Teachers are now expressing the same concerns. We’ve been down this road before, and we know where it leads. We’re already starting to get that twisting feeling in the pit of our stomachs as we realize who will have to maintain all these rules, do all this cleaning, accommodate constant absences, and argue with parents about why yes, their children really do need to follow these rules — while simultaneously reassuring anxious parents that the rules are being followed. Most — if not all — of it is going to land squarely on our shoulders — again.
With most of the “We can try this, IF . . .” options I’ve given to students, the stakes have been an “F” in my course — at most. Given the cost of college tuition, even those stakes are pretty high. But with reopening schools during a pandemic, the stakes are much higher. How many children’s lives are we willing to risk if we can’t do all of the CDC’s IFs that followed their statement that it was safe to reopen? How many lives of teachers and staff are we willing to risk? Or lives of parents, grandparents, and other family members? What if the CDC’s conditions aren’t possible in our buildings or with our students? What if there is no money to pay for meeting these requirements? What if all the schools in the country create a run on tissues, hand sanitizer, face masks, Clorox wipes, Lysol spray, and other cleaning supplies, so that there aren’t enough of these required items to stock each classroom? What if students and families don’t want to follow the rules and refuse? What if we all manage to follow the CDC’s recommendations, but they turn out not to be enough to curtail the spread of COVID-19 and there are still outbreaks?
Even while teaching college classes, I’ve learned that sometimes it’s my job to be the adult and say no — even if saying that makes some people angry. Sometimes I have to tell people that they might think they will have no problem with doing all the things after the IF, but that there are good odds they will have problems because all the things I listed after the IF means there will be no margin for error. I’ve taught long enough to know that, even before COVID-19, things happen. People get sick. They get tired. They lose focus. They have to cover additional shifts at work. Or deal with something that happens in their families. In one way or another, even the best-laid plans frequently go awry.
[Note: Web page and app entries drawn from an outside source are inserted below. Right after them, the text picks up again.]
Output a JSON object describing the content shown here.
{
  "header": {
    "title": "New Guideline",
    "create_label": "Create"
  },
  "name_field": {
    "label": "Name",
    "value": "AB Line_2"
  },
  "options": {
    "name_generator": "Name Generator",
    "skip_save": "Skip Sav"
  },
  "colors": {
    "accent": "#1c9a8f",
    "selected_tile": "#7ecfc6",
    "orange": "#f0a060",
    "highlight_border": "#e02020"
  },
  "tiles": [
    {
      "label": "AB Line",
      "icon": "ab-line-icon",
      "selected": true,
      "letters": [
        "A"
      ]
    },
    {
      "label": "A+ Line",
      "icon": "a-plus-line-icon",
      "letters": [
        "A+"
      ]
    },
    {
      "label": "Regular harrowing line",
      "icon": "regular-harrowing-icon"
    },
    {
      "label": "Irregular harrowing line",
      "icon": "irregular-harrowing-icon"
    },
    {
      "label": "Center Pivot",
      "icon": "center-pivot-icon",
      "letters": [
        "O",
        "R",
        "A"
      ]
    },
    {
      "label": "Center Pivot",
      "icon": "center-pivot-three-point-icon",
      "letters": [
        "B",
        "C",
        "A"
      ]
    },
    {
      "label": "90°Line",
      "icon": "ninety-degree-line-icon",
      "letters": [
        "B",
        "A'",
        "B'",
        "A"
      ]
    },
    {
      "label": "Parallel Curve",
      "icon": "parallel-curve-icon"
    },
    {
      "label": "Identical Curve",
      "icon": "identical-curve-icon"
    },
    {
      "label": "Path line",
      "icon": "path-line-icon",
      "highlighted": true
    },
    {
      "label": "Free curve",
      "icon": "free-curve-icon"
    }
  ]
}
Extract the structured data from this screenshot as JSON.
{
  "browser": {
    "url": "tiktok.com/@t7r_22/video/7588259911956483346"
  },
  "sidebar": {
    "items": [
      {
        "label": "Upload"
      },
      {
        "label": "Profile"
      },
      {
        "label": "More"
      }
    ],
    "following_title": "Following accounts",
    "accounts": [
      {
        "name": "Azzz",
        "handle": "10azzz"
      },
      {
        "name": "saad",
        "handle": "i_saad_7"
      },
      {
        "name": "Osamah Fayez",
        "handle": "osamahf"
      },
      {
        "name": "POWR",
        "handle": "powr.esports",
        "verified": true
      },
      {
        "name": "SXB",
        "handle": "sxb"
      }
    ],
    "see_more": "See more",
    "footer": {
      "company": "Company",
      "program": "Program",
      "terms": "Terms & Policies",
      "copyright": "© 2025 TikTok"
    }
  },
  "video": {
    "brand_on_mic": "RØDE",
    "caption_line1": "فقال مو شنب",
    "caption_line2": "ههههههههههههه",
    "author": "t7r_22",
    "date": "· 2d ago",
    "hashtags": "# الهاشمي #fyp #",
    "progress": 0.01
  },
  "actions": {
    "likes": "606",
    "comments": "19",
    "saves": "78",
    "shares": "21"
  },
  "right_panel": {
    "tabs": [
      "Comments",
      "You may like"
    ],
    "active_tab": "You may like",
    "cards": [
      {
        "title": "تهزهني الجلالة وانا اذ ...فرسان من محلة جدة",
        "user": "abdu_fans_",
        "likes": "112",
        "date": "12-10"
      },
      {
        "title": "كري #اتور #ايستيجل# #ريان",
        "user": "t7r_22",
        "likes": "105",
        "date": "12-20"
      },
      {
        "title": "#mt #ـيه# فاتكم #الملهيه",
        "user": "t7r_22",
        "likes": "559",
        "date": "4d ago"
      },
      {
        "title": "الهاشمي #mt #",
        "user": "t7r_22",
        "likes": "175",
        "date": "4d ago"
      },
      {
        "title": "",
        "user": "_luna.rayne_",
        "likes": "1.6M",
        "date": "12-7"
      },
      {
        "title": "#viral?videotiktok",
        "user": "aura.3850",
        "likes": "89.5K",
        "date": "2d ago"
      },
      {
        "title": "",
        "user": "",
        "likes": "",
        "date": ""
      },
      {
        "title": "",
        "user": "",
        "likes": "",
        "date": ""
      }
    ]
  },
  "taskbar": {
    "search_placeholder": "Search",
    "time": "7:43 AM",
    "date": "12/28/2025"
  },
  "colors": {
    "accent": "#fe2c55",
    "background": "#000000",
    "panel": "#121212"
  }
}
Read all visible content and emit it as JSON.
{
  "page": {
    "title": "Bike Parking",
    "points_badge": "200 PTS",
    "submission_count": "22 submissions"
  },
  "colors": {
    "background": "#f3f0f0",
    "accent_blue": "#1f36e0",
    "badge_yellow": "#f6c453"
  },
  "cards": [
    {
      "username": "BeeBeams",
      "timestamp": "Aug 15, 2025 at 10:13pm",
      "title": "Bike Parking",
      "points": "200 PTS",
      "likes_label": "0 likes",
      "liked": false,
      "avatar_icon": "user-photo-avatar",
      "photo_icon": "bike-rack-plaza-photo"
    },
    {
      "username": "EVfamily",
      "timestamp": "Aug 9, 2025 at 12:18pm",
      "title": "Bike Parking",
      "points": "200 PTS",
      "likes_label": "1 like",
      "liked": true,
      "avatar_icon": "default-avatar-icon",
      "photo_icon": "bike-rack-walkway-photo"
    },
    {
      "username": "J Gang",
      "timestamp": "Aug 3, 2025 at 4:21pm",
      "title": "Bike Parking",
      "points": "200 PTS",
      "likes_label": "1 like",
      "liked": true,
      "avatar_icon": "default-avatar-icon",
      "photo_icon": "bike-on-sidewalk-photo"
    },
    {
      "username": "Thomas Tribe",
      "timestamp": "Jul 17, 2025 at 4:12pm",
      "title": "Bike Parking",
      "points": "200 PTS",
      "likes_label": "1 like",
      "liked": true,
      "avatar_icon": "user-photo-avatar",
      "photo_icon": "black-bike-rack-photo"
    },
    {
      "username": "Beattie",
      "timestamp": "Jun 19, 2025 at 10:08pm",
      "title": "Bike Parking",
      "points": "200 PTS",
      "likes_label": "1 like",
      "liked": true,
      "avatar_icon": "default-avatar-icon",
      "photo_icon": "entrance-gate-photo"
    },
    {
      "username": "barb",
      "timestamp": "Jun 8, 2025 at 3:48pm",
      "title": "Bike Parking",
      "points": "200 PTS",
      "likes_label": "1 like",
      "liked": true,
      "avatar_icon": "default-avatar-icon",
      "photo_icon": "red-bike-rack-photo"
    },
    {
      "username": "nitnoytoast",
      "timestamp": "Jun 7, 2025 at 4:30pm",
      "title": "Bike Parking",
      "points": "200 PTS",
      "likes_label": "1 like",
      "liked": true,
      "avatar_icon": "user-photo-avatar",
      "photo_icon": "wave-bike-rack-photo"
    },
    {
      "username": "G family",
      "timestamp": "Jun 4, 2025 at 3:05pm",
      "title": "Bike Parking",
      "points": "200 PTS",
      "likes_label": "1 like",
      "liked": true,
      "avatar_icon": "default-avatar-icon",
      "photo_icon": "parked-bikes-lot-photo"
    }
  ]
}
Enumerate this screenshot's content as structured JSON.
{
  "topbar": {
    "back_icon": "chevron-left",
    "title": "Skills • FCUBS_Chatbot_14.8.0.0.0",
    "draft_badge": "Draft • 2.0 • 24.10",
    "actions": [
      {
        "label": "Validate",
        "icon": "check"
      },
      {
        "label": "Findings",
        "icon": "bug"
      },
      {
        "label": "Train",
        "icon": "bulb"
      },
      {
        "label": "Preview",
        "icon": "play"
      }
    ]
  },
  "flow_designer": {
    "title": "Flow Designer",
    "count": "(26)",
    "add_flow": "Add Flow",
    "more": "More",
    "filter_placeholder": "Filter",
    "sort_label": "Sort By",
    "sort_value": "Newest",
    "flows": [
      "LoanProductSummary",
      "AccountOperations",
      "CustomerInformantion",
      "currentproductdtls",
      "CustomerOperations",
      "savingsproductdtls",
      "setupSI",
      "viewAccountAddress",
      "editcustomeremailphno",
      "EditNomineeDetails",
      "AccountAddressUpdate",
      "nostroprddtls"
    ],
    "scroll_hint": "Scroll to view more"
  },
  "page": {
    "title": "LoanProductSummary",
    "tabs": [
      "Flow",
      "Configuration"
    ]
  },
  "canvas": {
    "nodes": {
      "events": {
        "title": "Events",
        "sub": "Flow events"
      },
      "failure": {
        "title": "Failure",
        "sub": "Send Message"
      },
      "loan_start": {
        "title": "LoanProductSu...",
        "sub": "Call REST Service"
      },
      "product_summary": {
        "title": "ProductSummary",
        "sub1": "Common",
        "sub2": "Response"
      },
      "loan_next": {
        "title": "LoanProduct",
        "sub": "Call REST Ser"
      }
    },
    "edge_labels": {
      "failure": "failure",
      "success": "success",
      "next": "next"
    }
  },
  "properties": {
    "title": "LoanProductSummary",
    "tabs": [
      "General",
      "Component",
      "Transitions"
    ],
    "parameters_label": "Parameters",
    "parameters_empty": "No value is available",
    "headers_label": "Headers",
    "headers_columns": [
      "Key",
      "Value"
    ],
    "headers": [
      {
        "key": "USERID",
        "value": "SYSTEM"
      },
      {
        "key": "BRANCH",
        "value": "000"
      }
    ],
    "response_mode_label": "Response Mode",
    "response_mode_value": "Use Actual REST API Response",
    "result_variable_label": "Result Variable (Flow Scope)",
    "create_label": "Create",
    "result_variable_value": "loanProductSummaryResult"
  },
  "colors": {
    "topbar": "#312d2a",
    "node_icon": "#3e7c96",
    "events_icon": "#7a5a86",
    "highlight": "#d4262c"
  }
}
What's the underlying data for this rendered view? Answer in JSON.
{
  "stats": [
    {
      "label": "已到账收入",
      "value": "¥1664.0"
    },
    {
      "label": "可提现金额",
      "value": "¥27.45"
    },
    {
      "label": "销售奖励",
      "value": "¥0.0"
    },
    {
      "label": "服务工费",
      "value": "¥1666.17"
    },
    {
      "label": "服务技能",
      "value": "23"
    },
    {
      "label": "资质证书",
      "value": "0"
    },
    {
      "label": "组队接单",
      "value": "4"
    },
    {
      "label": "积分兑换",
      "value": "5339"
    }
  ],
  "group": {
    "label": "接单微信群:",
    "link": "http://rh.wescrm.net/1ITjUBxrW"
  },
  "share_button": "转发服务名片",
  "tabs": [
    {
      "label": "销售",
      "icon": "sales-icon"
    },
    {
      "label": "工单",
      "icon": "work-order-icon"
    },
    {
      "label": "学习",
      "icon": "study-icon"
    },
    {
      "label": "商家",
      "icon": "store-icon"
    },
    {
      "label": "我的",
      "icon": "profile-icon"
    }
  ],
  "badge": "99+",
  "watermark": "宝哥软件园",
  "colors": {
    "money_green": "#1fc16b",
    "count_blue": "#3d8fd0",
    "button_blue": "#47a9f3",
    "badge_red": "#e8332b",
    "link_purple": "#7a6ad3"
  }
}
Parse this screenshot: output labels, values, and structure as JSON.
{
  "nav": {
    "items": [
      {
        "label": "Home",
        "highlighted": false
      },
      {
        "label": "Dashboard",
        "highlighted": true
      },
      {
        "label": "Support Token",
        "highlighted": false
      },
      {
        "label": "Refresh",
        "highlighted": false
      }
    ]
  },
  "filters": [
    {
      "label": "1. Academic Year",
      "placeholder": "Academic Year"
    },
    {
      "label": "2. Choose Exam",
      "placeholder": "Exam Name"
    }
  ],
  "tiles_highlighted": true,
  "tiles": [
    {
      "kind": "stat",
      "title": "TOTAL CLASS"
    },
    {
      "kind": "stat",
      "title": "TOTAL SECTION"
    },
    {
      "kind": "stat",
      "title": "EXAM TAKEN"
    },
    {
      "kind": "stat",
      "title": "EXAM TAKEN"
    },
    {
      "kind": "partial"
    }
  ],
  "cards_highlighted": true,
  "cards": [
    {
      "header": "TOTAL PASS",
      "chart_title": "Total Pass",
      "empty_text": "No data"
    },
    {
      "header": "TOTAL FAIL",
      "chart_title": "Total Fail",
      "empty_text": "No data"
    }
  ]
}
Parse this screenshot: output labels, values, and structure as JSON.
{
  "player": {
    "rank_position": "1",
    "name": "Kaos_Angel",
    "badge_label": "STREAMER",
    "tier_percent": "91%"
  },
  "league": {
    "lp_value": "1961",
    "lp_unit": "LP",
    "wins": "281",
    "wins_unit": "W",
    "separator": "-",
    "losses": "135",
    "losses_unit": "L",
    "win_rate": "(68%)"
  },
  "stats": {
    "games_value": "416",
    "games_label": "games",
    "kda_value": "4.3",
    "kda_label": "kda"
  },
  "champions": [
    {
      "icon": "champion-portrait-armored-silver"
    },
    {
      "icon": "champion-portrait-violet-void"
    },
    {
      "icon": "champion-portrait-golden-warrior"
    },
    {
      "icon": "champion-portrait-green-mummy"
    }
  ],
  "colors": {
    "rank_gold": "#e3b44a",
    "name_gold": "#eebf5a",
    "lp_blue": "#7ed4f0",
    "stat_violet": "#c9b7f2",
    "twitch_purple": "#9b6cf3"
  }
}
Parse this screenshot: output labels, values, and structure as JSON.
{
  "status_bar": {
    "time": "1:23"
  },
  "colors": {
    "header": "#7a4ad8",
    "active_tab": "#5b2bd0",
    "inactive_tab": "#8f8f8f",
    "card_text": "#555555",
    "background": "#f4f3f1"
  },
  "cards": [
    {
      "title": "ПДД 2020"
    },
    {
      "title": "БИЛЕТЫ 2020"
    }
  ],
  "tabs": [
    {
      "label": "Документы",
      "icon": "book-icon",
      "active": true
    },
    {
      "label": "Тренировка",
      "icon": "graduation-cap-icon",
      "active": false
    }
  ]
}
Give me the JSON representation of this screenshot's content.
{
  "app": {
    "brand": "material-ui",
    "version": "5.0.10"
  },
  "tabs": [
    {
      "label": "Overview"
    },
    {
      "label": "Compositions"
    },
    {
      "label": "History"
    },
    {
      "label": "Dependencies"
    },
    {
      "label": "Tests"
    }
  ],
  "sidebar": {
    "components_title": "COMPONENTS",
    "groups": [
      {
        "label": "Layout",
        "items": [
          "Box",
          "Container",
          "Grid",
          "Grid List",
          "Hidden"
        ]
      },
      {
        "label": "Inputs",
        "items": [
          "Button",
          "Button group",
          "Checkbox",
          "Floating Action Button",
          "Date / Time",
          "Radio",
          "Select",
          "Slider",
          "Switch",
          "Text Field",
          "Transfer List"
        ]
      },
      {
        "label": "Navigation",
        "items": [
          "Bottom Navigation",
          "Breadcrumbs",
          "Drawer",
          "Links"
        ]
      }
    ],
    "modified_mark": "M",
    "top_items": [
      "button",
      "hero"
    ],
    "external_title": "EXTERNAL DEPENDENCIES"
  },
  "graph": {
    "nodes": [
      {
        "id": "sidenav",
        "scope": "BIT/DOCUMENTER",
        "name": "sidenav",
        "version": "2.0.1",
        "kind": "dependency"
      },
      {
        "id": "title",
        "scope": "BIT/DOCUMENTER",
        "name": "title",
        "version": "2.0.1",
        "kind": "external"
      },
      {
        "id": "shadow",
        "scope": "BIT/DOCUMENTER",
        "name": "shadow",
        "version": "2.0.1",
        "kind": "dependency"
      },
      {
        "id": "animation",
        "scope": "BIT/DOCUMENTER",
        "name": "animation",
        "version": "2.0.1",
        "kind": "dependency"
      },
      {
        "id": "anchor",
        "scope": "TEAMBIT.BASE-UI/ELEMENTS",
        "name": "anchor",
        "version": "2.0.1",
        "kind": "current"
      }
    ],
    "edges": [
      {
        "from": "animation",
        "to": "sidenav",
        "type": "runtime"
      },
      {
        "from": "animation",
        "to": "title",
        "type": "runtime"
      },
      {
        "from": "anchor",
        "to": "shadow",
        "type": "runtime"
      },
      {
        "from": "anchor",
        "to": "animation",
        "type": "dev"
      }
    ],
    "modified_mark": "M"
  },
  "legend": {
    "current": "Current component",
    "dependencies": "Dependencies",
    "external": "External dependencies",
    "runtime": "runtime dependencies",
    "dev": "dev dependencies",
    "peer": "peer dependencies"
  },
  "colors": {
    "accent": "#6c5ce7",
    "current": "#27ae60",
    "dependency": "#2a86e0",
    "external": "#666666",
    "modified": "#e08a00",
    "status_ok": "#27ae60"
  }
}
Sometimes I have to tell people what they don’t want to hear and I have to say “NO.” And I have to explain that I’m saying “no” because I care about them and because it is not ethical to set someone up to fail. Online, I’ve written to people who think that COVID-19 is a hoax and that it’s completely safe to reopen schools that making your own run for a Darwin Award is your choice, but that it’s unconscionable to sign up children. Our children are trusting us, not just to make them happy, but to keep them safe. As with teaching, that means being the adult and sometimes saying “no.” It means making the safe, but unpopular choice and keeping them home. Especially when the stakes are so high, it is not ethical to set people up to fail.